Vegetarian kids can be very healthy, as long as you keep a few simple rules in mind. Most importantly, if your child is a vegetarian, you’ll want to make every bite count.
A vegetarian can be a healthy choice for your child — so long as they can commit to eating lots of different foods, including vegetables, fruits, beans, nuts, and whole grains. And remember, there are no strict rules.
Scientists concluded that a vegetarian diet is appropriate for kids, as long as the parents consult a doctor for nutritional education, and as long as the kids’ growth is appropriately monitored. And obviously, a vegetarian diet can vary, so this is assuming the children can access quality, nutritional foods.
Vegan and vegetarian diets are safe for babies and toddlers, and can provide all the nutrients they need – with a few caveats. Once your baby shows signs of readiness (around 6 months old), you can start introducing solid foods. A vegetarian diet that includes eggs and dairy can be a nutritionally complete way for babies and toddlers to eat.
Todd says vegetarians can achieve a healthy diet as long as it’s carefully planned and balanced, especially for growing bodies. “It’s OK to be a vegetarian as long as kids choose a healthy substitute for meat and will eat enough fruits and vegetables,” Todd says.
In fact, according to a 2016 position paper from Academy of Nutrition and Dietetics, appropriately planned vegetarian diets (including a vegan diet) can be healthful and nutritionally adequate for people of all ages — including infants and children.
According to pediatric dietitian Katie Nowacki, RD, a vegan diet can be healthy for children too, but you may need to make a few modifications.
Vegetarian diets are healthy for kids, as long as they get key nutrients needed to grow healthy and strong. This can take some extra planning at mealtime, though. About 5% of children are vegetarian and 2% are vegan, according to a national survey commissioned by the Vegetarian Resource Group.
A vegetarian diet can be a healthy choice for all kids, as long as it’s planned well. The basics of a vegetarian diet are the same as for any healthy diet — provide a variety of foods including plenty of fruits and vegetables, whole grains, legumes (like beans, soy, and lentils), nuts, and seeds.
And just as vegetarian diets can be nutritious and safe for adults, they can be nutritious and safe for babies and toddlers, too. Our babies’ first foods, after all, tend to be cereals, mashed vegetables and puréed fruits. To determine a basic plan for safely feeding your young child a vegetarian diet, I reviewed health guidelines and research.

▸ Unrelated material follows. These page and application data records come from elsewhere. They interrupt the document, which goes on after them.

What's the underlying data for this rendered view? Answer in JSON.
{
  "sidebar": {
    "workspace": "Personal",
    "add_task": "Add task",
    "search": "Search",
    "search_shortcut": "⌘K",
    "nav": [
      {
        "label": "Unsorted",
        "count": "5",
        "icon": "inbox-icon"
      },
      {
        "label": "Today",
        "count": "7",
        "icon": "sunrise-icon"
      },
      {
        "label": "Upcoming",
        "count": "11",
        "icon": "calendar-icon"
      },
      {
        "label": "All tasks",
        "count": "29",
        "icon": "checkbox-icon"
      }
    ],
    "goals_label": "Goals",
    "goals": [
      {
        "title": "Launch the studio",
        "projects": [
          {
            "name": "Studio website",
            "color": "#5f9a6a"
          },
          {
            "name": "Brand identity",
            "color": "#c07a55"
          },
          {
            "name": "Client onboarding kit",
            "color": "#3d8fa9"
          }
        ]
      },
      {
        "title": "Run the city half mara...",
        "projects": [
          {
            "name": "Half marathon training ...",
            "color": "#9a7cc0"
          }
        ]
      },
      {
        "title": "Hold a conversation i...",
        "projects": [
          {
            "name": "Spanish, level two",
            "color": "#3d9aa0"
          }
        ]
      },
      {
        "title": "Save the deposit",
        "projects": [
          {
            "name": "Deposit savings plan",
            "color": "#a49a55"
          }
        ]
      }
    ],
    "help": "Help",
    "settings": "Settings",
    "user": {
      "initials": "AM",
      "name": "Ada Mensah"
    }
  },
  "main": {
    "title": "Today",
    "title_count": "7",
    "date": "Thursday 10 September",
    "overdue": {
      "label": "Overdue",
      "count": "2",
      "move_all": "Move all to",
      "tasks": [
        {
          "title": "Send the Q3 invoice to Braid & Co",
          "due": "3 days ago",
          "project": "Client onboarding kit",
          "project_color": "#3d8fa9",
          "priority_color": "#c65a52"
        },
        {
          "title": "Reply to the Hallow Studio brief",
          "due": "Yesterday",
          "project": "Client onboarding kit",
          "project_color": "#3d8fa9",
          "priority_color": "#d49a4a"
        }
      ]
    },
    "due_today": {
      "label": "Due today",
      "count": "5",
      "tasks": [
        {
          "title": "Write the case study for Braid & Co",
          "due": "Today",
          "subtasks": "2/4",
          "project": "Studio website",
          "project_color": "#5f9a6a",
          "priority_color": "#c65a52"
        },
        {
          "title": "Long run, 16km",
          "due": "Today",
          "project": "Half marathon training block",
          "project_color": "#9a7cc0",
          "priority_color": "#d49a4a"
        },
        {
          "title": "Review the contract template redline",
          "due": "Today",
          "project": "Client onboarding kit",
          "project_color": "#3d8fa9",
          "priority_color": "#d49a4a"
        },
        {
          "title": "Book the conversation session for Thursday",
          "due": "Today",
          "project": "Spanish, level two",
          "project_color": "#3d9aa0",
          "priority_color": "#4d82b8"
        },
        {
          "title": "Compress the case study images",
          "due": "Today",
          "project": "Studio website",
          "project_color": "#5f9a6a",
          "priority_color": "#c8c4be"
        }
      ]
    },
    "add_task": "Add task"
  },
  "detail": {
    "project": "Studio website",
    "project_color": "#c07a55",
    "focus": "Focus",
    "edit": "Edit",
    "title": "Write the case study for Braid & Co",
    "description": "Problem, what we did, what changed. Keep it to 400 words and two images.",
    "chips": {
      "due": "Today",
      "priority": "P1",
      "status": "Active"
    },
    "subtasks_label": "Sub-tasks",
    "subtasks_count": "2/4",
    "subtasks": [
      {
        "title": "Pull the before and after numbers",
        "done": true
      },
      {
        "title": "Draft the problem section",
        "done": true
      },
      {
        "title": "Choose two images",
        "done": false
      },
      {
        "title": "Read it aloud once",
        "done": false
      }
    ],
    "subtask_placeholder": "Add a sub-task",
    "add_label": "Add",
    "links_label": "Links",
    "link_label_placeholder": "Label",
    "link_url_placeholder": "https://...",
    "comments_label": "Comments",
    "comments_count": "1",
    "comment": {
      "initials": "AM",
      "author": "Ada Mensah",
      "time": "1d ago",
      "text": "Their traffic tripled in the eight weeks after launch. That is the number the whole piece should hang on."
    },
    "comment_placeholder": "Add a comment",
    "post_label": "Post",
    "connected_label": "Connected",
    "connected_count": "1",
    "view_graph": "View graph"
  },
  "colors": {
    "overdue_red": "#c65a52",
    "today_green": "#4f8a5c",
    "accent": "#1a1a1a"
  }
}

Vegetarian eating can be healthy for kids, full stop. But watch to ensure they’re embracing all the good stuff — fruit and vegetables, beans and tofu — and not just eating meat-free junk food.
There is sufficient evidence from well-developed studies (9 – 14) to conclude that children and adolescents grow and thrive well on vegetarian diets that are well designed and supplemented appropriately. However, certain components of these diets and some required nutrients may be in short supply and need specific attention.
A: Vegetarian diets are healthy for kids, as long as they get key nutrients needed to grow healthy and strong. This can take some extra planning at mealtime, though.
According to the Academy of Nutrition and Dietetics’ influential position statement on vegetarianism, meat and seafood can be replaced with milk, soy/legumes, and eggs without any negative effects in children. The United States Department of Agriculture endorses a similar view.
Research shows that being vegetarian as a child does not contribute to disordered eating. And adolescent vegetarians tend to have a healthier weight and healthier attitude towards eating than their omnivore counterparts. Whole grains, seeds and nuts will provide protein, essential fatty acids, zinc and B-group vitamins. from www.shutterstock.com